The Global Cavalry
The models for all these new lily pads, according to Pentagon sources, are the string of bases we have built around the Persian Gulf in the last two decades in such anti-democratic autocracies as Bahrain, Kuwait, Qatar, Oman, and the United Arab Emirates. The foreign policy sensibility behind the Baseworld expansion, meanwhile, is already plain to see. In the words of the American Enterprise Institute, home to the most hawkish of the Bush administrations neoconservative core, the idea is to create “a global cavalry” that can ride in from “frontier stockades” and shoot up the “bad guys” as soon as we get some intelligence on them.

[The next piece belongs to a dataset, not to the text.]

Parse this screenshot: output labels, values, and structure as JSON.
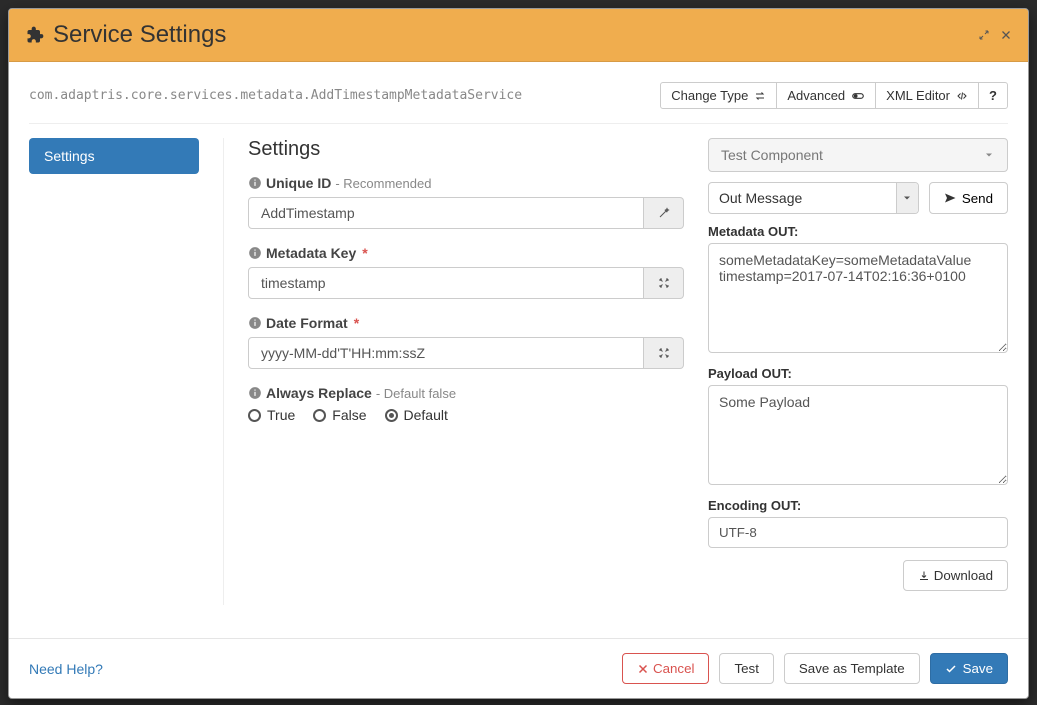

In fact, the “global cavalry” strategy promises to do the opposite. As the prominent British military historian, Correlli Barnett, has observed, the U.S. attacks on Afghanistan and Iraq only increased the threat from al-Qaeda. From 1993 through the Sept. 11 assaults of 2001, there were five major al-Qaeda attacks worldwide; in the two years since, there have been seventeen such bombings, including the Istanbul suicide assaults on the British consulate and an HSBC Bank. Military operations against terrorists are not the solution. As Barnett puts it, “Rather than kicking down front doors and barging into ancient and complex societies with simple nostrums of ‘freedom and democracy,’ we need tactics of cunning and subtlety, based on a profound understanding of the people and cultures we are dealing with — an understanding up till now entirely lacking in the top-level policy-makers in Washington, especially in the Pentagon.”

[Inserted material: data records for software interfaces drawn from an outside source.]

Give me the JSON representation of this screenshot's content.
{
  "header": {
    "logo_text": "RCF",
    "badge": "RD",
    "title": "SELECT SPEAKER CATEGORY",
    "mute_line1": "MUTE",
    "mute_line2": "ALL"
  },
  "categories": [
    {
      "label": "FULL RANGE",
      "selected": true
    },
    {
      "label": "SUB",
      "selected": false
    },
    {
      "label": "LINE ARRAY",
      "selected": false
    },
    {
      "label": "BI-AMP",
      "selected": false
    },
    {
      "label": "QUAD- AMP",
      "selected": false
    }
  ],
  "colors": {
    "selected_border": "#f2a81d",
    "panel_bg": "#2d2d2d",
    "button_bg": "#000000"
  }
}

In his notorious “long, hard slog” memo on Iraq of October 16, 2003, Defense secretary Rumsfeld wrote, “Today, we lack metrics to know if we are winning or losing the global war on terror.” Correlli-Barnett’s “metrics” indicate otherwise, but thats almost beside the point. The “war on terrorism” is, at best, only a small part of the strategy behind the Pentagons Baseworld plans. The real reason for constructing this new ring of military installations along the equator is to expand our colonial reach by reinforcing our domination of the world.